Scotland’s Public Health Obesity Crisis: Preventing and reducing obesity in Scotland
Tue 24th Nov 2020
OVERVIEW View Conference Agenda
This conference examines Scotland's public health obesity crisis in the wider context of the global obesity challenge and discusses how we can tackle obesity at all ages using the policies, services and financial powers of our public agencies and private and Third sectors to promote good public health on obesity. It also considers quality of food supply and nutritional standards, the beneficial impact of healthy daily activity and eating behaviour and how to effectively promote positive habits on food health and active living in Scotland.
Scotland faces a number of challenges. Two thirds of adults in Scotland are overweight with almost a third of those obese. One quarter of primary school children start school either overweight or obese. Being seriously overweight is linked to many chronic conditions, particularly type 2 diabetes and heart related conditions. Such conditions impact hugely on an individual’s quality of life, including their mental health, puts immense strain on Scotland’s health services and affects the economy and productivity through absences from work.
The Scottish Government is already committed to a range of measures for reducing and preventing obesity such as the Diet and Healthy Weight Delivery Plan and the Active Scotland Delivery Plan published in 2018, the Good Food Nation Bill currently being drafted, a Bill being brought forward to place restrictions on the promotion and marketing of food and drink high in salt, fat or sugar, a range of weight management services, the establishment of Public Health Scotland and many more.
The growth of obesity is closely associated with lifestyle factors related to poor diet and physical inactivity, yet many individuals do not consider that being overweight or obese puts themselves ‘at risk'. Many don’t see being in this condition as a medical issue and that is one of the biggest public health challenges in tackling obesity.
We eat excessive amounts of poor-quality food. We comfort eat, particularly in relation to mental health and depression. We have high levels of food insecurity. We lead a sedentary lifestyle sitting at desks, in cars or on sofas while surfing the net, on social media and playing games. In a nutshell we eat too much, what we eat lacks good nutritional value and we don’t move enough. Whilst there can be underlying medical factors in some cases, being overweight and obese tends to be caused by environmental factors such as poor habits learnt during childhood, reinforced throughout the rest of our lives. So how do we achieve long term societal and cultural change?

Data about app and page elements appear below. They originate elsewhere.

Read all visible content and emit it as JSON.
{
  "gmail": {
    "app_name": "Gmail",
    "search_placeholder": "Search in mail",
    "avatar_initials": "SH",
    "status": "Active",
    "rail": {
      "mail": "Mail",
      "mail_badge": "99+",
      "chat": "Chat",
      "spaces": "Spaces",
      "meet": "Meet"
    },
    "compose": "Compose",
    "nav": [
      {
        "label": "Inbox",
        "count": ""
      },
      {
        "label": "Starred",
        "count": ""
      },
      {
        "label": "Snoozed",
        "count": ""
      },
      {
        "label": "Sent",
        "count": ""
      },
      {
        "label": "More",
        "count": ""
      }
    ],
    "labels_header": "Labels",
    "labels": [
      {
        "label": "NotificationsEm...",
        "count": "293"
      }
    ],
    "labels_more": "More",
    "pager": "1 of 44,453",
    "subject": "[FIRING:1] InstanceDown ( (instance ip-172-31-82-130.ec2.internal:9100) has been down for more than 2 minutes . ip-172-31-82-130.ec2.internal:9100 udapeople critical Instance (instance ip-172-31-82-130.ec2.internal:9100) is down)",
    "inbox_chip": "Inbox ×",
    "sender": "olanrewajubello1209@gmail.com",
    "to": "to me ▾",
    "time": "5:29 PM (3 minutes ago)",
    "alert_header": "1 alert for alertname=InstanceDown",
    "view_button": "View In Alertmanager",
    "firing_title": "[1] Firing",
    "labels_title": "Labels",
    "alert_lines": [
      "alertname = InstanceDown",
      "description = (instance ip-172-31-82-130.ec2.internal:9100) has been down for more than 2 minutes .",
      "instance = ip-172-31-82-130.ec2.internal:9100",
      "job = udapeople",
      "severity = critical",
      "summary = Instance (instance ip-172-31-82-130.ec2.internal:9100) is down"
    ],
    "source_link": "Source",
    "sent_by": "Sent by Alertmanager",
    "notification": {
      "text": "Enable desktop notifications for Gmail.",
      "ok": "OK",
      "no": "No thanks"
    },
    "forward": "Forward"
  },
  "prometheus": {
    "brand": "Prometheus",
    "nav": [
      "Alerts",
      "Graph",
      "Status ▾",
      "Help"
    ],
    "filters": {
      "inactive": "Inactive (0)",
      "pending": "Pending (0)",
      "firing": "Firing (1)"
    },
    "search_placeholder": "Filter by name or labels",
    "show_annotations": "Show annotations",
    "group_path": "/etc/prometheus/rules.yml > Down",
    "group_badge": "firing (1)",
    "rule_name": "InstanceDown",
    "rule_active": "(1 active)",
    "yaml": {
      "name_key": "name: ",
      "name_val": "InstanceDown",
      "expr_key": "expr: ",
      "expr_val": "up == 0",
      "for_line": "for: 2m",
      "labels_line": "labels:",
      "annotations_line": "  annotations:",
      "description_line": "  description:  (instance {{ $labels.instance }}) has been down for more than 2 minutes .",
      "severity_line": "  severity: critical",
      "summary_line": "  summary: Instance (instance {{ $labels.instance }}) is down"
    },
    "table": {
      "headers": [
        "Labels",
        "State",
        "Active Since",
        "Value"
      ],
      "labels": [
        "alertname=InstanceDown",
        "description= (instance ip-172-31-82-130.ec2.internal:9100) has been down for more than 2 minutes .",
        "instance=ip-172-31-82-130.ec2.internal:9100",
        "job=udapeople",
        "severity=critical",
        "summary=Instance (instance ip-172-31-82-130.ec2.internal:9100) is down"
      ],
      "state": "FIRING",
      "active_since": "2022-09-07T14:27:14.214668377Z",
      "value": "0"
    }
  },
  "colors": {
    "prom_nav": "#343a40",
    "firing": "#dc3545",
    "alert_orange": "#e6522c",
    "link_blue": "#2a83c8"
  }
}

This conference examines how we support those beyond childhood with weight and obesity problems in tackling their eating and activity habits. It looks at how we ensure our children understand that you are what you eat and that they have access to nutritious food which they can eat in healthy ways, together with developing positive active lifestyles. It asks how we address this challenge - similarly to promoting positive mental health - as an issue that is not for one sector or body to tackle, but for which all agencies and sectors have a responsibility and opportunity to play their part in transforming this aspect of Scotland's public health.
Benefits of attending
- Understand more about the challenge Scotland faces in tackling obesity in Scotland
- Examine what drives obesity and the health problems associated with it
- Find out more about new strategies for preventing and reducing overweight and obesity in Scotland
- Hear about the range of measures the Scottish Government is actively promoting to create a healthier Scotland
- Discuss the ways in which Scotland can become more educated about food nutrition and food choices
- Find out what initiatives Scotland’s food and drink industry is involved in to promote a healthier diet
- Learn from the success of existing initiatives to get Scotland more active and eating more healthily
Who should attend?
- Health Practitioners such as Dieticians, Psychological Services, GPs, Community Nurses, Public Health, Health Improvement Workers, Behavioural Scientists, Weight Management Experts
- Policy Makers across the whole of the Public Sector
- Youth Workers
- Commercial Caterers
- Suppliers of School and Hospital Food
- Food and Drink Producers, Manufacturers and Advertisers
- Academics linked to studies such as Exercise and Obesity
- Third Sector
- Professional, Membership and Industry Bodies
- Campaign Groups
KEYNOTE SPEAKER View All Speakers
Programme Lead – Obesity Action Scotland, RCPSG
Founder/Registered Nutritionist, Nutrition Scotland
Keep Up To Date
Not ready to book but want to stay up to date with announcements about this conference
Are you interested in conferences like these? Sign Up to get emails when we add a new conference.
Rebecca Johnson was quoted as saying "Money is the opposite of the weather. Nobody talks about it, but everybody does something about it." My presentation at these half-day seminars will look at the Met Office's change from a vote funded organisation to a Trading Fund. In essence we now have to make a return on capital employed (ROCE) or to put it another way, a profit. I will share what happened and present some of the lessons learned from the process and the tensions which arose, some of which are still in evidence today, more than 15 years later.